Difference in the direction of propagation of em wave [duplicate]

marked as duplicate by Rob Jeffries, John Rennie electromagnetism StackExchange.ready(function() { if (StackExchange.options.isMobile) return; $('.dupe-hammer-message-hover:not(.hover-bound)').each(function() { var$hover = $(this).addClass('hover-bound'),$msg = $hover.siblings('.dupe-hammer-message');$hover.hover( function() { $hover.showInfoMessage('', { messageElement:$msg.clone().show(), transient: false, position: { my: 'bottom left', at: 'top center', offsetTop: -7 }, dismissable: false, relativeToBody: true }); }, function() { StackExchange.helpers.removeMessages(); } ); }); }); Apr 28 at 11:11

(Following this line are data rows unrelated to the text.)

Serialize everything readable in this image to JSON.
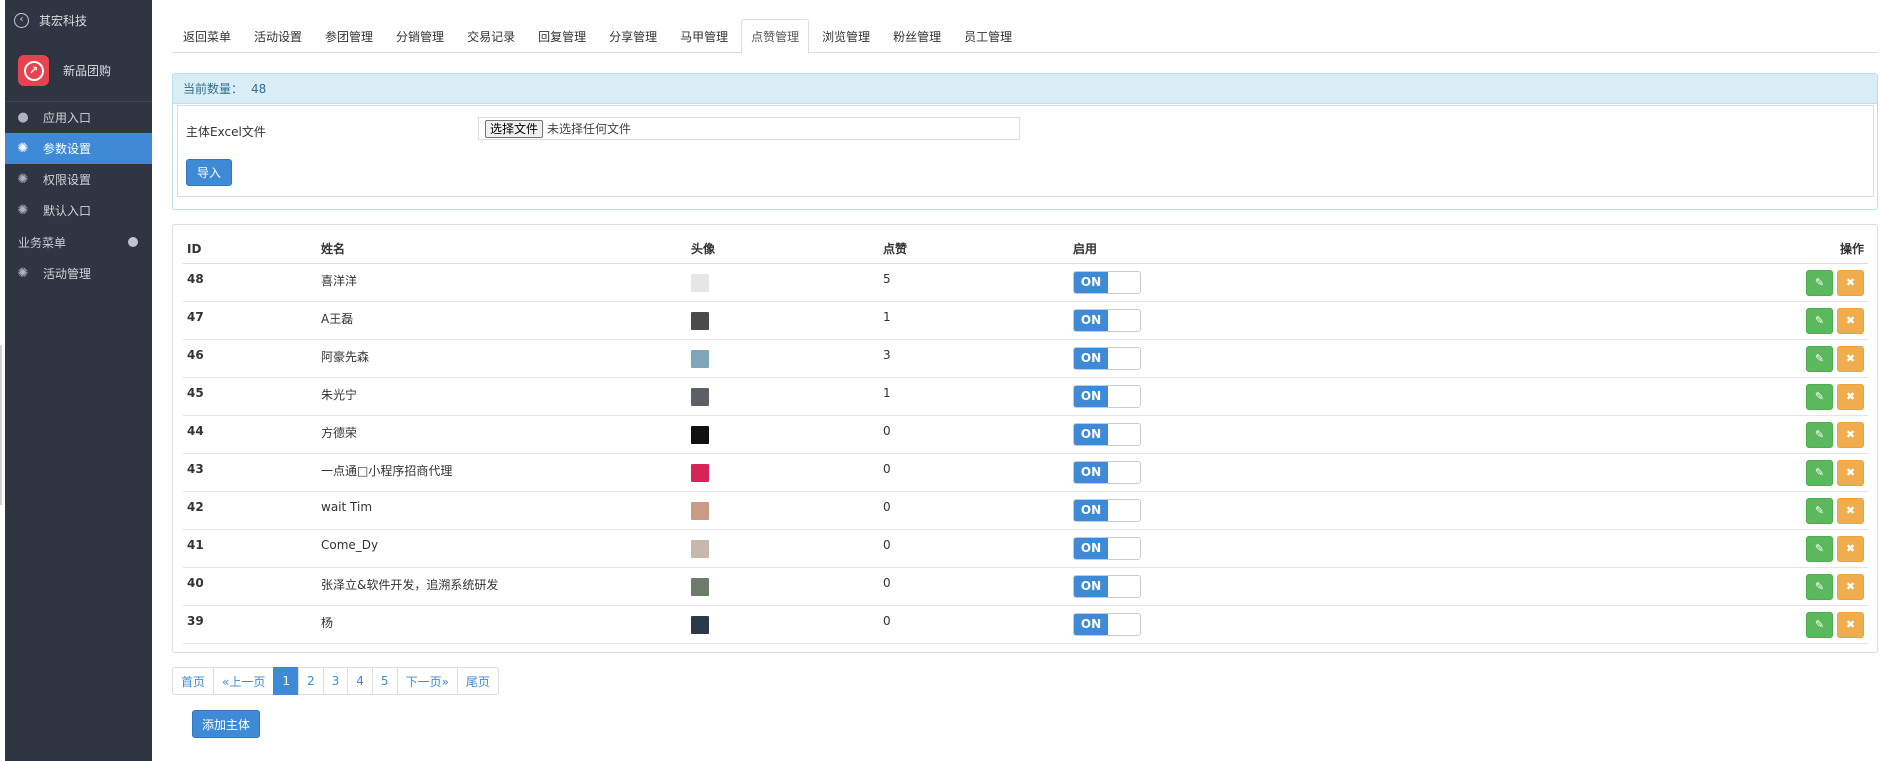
{
  "sidebar": {
    "brand": "其宏科技",
    "app_name": "新品团购",
    "items": [
      {
        "label": "应用入口",
        "icon": "chat-bubble-icon",
        "active": false
      },
      {
        "label": "参数设置",
        "icon": "gear-icon",
        "active": true
      },
      {
        "label": "权限设置",
        "icon": "gear-icon",
        "active": false
      },
      {
        "label": "默认入口",
        "icon": "gear-icon",
        "active": false
      }
    ],
    "section": "业务菜单",
    "section_items": [
      {
        "label": "活动管理",
        "icon": "gear-icon"
      }
    ]
  },
  "tabs": [
    "返回菜单",
    "活动设置",
    "参团管理",
    "分销管理",
    "交易记录",
    "回复管理",
    "分享管理",
    "马甲管理",
    "点赞管理",
    "浏览管理",
    "粉丝管理",
    "员工管理"
  ],
  "active_tab": "点赞管理",
  "import_panel": {
    "count_label": "当前数量：",
    "count_value": "48",
    "file_label": "主体Excel文件",
    "file_button": "选择文件",
    "file_status": "未选择任何文件",
    "import_button": "导入"
  },
  "table": {
    "headers": {
      "id": "ID",
      "name": "姓名",
      "avatar": "头像",
      "likes": "点赞",
      "enabled": "启用",
      "actions": "操作"
    },
    "toggle_on_label": "ON",
    "rows": [
      {
        "id": "48",
        "name": "喜洋洋",
        "likes": "5",
        "avatar_color": "#e6e6e6"
      },
      {
        "id": "47",
        "name": "A王磊",
        "likes": "1",
        "avatar_color": "#4a4a4a"
      },
      {
        "id": "46",
        "name": "阿豪先森",
        "likes": "3",
        "avatar_color": "#7fa6b8"
      },
      {
        "id": "45",
        "name": "朱光宁",
        "likes": "1",
        "avatar_color": "#5c5f66"
      },
      {
        "id": "44",
        "name": "方德荣",
        "likes": "0",
        "avatar_color": "#111111"
      },
      {
        "id": "43",
        "name": "一点通□小程序招商代理",
        "likes": "0",
        "avatar_color": "#d6245a"
      },
      {
        "id": "42",
        "name": "wait Tim",
        "likes": "0",
        "avatar_color": "#c99a86"
      },
      {
        "id": "41",
        "name": "Come_Dy",
        "likes": "0",
        "avatar_color": "#c8b7aa"
      },
      {
        "id": "40",
        "name": "张泽立&软件开发，追溯系统研发",
        "likes": "0",
        "avatar_color": "#6d7b6a"
      },
      {
        "id": "39",
        "name": "杨",
        "likes": "0",
        "avatar_color": "#2b3a4a"
      }
    ]
  },
  "pagination": [
    "首页",
    "«上一页",
    "1",
    "2",
    "3",
    "4",
    "5",
    "下一页»",
    "尾页"
  ],
  "pagination_active": "1",
  "add_button": "添加主体",
  "colors": {
    "primary": "#3f8ad6",
    "sidebar_bg": "#2f3542",
    "success": "#5cb85c",
    "warning": "#f0ad4e",
    "info_bg": "#d9edf7"
  }
}
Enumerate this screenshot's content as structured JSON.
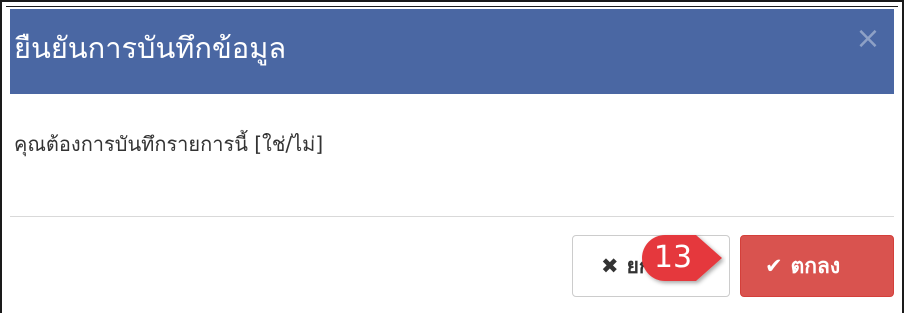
{
  "dialog": {
    "title": "ยืนยันการบันทึกข้อมูล",
    "close_symbol": "×",
    "message": "คุณต้องการบันทึกรายการนี้ [ใช่/ไม่]",
    "cancel_button": {
      "label": "ยกเลิก",
      "icon": "times-icon",
      "icon_symbol": "✖"
    },
    "ok_button": {
      "label": "ตกลง",
      "icon": "check-icon",
      "icon_symbol": "✔"
    }
  },
  "step_callout": {
    "number": "13"
  },
  "colors": {
    "header": "#4a67a3",
    "ok_button": "#d9534f",
    "callout": "#e5393c"
  }
}
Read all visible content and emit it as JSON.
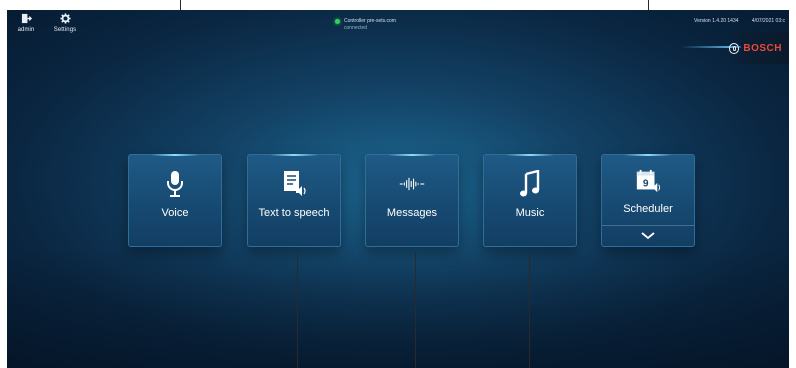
{
  "topbar": {
    "admin_label": "admin",
    "settings_label": "Settings",
    "status_line1": "Controller pre-sets.com",
    "status_line2": "connected",
    "version_text": "Version 1.4.20 1434",
    "date_text": "4/07/2021 03:c"
  },
  "brand": {
    "name": "BOSCH"
  },
  "tiles": [
    {
      "label": "Voice",
      "icon": "microphone-icon"
    },
    {
      "label": "Text to speech",
      "icon": "text-to-speech-icon"
    },
    {
      "label": "Messages",
      "icon": "waveform-icon"
    },
    {
      "label": "Music",
      "icon": "music-note-icon"
    },
    {
      "label": "Scheduler",
      "icon": "calendar-icon",
      "calendar_day": "9",
      "has_expand": true
    }
  ],
  "colors": {
    "accent": "#8fdcff",
    "status_ok": "#2fd35a",
    "brand_red": "#e84a3c"
  }
}
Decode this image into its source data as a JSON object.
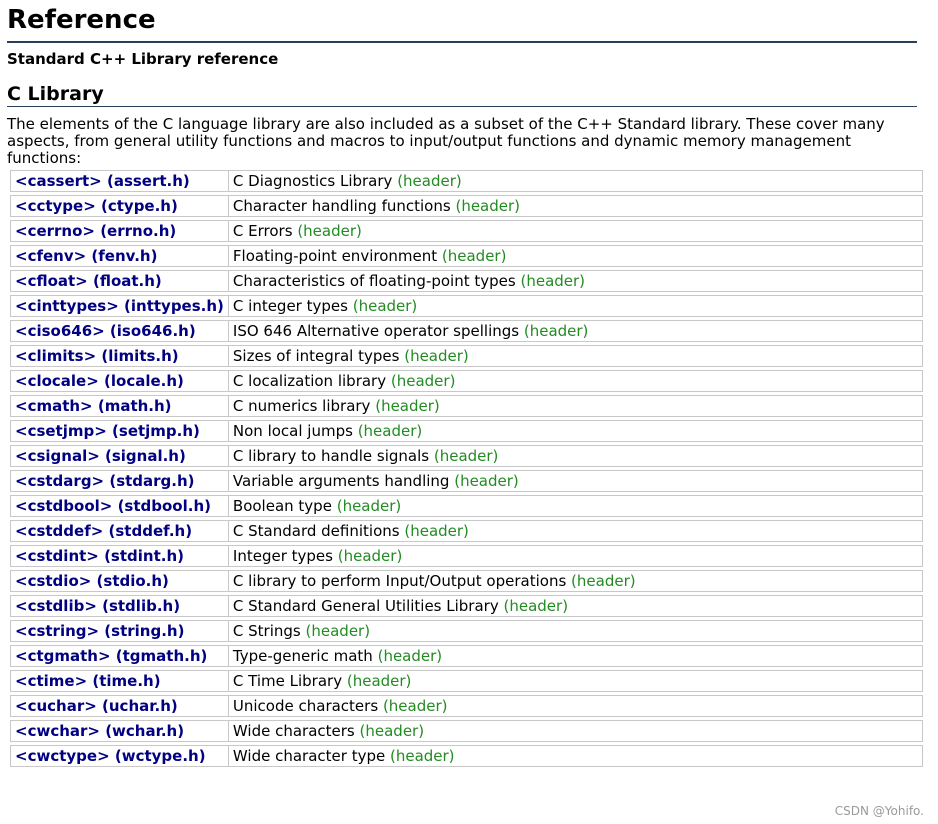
{
  "page": {
    "title": "Reference",
    "subtitle": "Standard C++ Library reference",
    "section_title": "C Library",
    "intro": "The elements of the C language library are also included as a subset of the C++ Standard library. These cover many aspects, from general utility functions and macros to input/output functions and dynamic memory management functions:"
  },
  "headers": [
    {
      "name": "<cassert> (assert.h)",
      "desc": "C Diagnostics Library",
      "tag": "(header)"
    },
    {
      "name": "<cctype> (ctype.h)",
      "desc": "Character handling functions",
      "tag": "(header)"
    },
    {
      "name": "<cerrno> (errno.h)",
      "desc": "C Errors",
      "tag": "(header)"
    },
    {
      "name": "<cfenv> (fenv.h)",
      "desc": "Floating-point environment",
      "tag": "(header)"
    },
    {
      "name": "<cfloat> (float.h)",
      "desc": "Characteristics of floating-point types",
      "tag": "(header)"
    },
    {
      "name": "<cinttypes> (inttypes.h)",
      "desc": "C integer types",
      "tag": "(header)"
    },
    {
      "name": "<ciso646> (iso646.h)",
      "desc": "ISO 646 Alternative operator spellings",
      "tag": "(header)"
    },
    {
      "name": "<climits> (limits.h)",
      "desc": "Sizes of integral types",
      "tag": "(header)"
    },
    {
      "name": "<clocale> (locale.h)",
      "desc": "C localization library",
      "tag": "(header)"
    },
    {
      "name": "<cmath> (math.h)",
      "desc": "C numerics library",
      "tag": "(header)"
    },
    {
      "name": "<csetjmp> (setjmp.h)",
      "desc": "Non local jumps",
      "tag": "(header)"
    },
    {
      "name": "<csignal> (signal.h)",
      "desc": "C library to handle signals",
      "tag": "(header)"
    },
    {
      "name": "<cstdarg> (stdarg.h)",
      "desc": "Variable arguments handling",
      "tag": "(header)"
    },
    {
      "name": "<cstdbool> (stdbool.h)",
      "desc": "Boolean type",
      "tag": "(header)"
    },
    {
      "name": "<cstddef> (stddef.h)",
      "desc": "C Standard definitions",
      "tag": "(header)"
    },
    {
      "name": "<cstdint> (stdint.h)",
      "desc": "Integer types",
      "tag": "(header)"
    },
    {
      "name": "<cstdio> (stdio.h)",
      "desc": "C library to perform Input/Output operations",
      "tag": "(header)"
    },
    {
      "name": "<cstdlib> (stdlib.h)",
      "desc": "C Standard General Utilities Library",
      "tag": "(header)"
    },
    {
      "name": "<cstring> (string.h)",
      "desc": "C Strings",
      "tag": "(header)"
    },
    {
      "name": "<ctgmath> (tgmath.h)",
      "desc": "Type-generic math",
      "tag": "(header)"
    },
    {
      "name": "<ctime> (time.h)",
      "desc": "C Time Library",
      "tag": "(header)"
    },
    {
      "name": "<cuchar> (uchar.h)",
      "desc": "Unicode characters",
      "tag": "(header)"
    },
    {
      "name": "<cwchar> (wchar.h)",
      "desc": "Wide characters",
      "tag": "(header)"
    },
    {
      "name": "<cwctype> (wctype.h)",
      "desc": "Wide character type",
      "tag": "(header)"
    }
  ],
  "watermark": "CSDN @Yohifo.",
  "colors": {
    "link": "#000080",
    "tag": "#228b22",
    "rule": "#2b3f5a",
    "cell_border": "#c8c8c8"
  }
}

Generally, the phase of the eletromagnetic wave is going to be $$\phi = \vec k \cdot \vec r \pm wt$$; from this expression, we can interpret the direction of the wave. Take a fixed time, then look for direction of the $$\delta \vec r$$ that maximizes your $$\delta \phi$$. That's the direction of propagation of the wave. It will be parallel to $$\vec k$$.
The "sense" of propagation in the direction of $$\vec k$$ is determined by the sign on $$wt$$; If your $$\delta \vec r$$ has the same direction and sense of $$\vec k$$, then, to maintain the phase, your $$\pm w\delta t$$ should be negative. That means a wave going "forward" on the sense of the propagation has a phase $$\phi = \vec k \cdot \vec r - wt$$, and a wave going "backwards" has a phase $$\phi = \vec k \cdot \vec r + wt$$.